Assigned task> The entries below are to be reproduced in full, exactly as written.

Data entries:
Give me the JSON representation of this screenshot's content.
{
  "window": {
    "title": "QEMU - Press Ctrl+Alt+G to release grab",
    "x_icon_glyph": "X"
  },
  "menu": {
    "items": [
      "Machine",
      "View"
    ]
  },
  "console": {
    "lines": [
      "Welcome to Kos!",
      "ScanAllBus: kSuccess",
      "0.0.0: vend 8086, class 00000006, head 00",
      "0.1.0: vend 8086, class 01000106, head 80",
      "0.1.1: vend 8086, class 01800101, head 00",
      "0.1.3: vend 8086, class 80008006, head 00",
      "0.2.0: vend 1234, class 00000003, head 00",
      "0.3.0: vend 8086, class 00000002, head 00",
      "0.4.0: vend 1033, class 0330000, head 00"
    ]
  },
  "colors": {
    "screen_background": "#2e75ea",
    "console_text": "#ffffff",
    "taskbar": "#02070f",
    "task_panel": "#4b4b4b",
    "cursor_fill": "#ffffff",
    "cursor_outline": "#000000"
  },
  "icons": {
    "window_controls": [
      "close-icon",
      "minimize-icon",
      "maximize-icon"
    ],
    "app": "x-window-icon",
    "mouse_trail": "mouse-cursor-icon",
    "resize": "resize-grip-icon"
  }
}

Answer section>
Give me the JSON representation of this screenshot's content.
{
  "window": {
    "title": "QEMU - Press Ctrl+Alt+G to release grab",
    "x_icon_glyph": "X"
  },
  "menu": {
    "items": [
      "Machine",
      "View"
    ]
  },
  "console": {
    "lines": [
      "Welcome to Kos!",
      "ScanAllBus: kSuccess",
      "0.0.0: vend 8086, class 00000006, head 00",
      "0.1.0: vend 8086, class 01000106, head 80",
      "0.1.1: vend 8086, class 01800101, head 00",
      "0.1.3: vend 8086, class 80008006, head 00",
      "0.2.0: vend 1234, class 00000003, head 00",
      "0.3.0: vend 8086, class 00000002, head 00",
      "0.4.0: vend 1033, class 0330000, head 00"
    ]
  },
  "colors": {
    "screen_background": "#2e75ea",
    "console_text": "#ffffff",
    "taskbar": "#02070f",
    "task_panel": "#4b4b4b",
    "cursor_fill": "#ffffff",
    "cursor_outline": "#000000"
  },
  "icons": {
    "window_controls": [
      "close-icon",
      "minimize-icon",
      "maximize-icon"
    ],
    "app": "x-window-icon",
    "mouse_trail": "mouse-cursor-icon",
    "resize": "resize-grip-icon"
  }
}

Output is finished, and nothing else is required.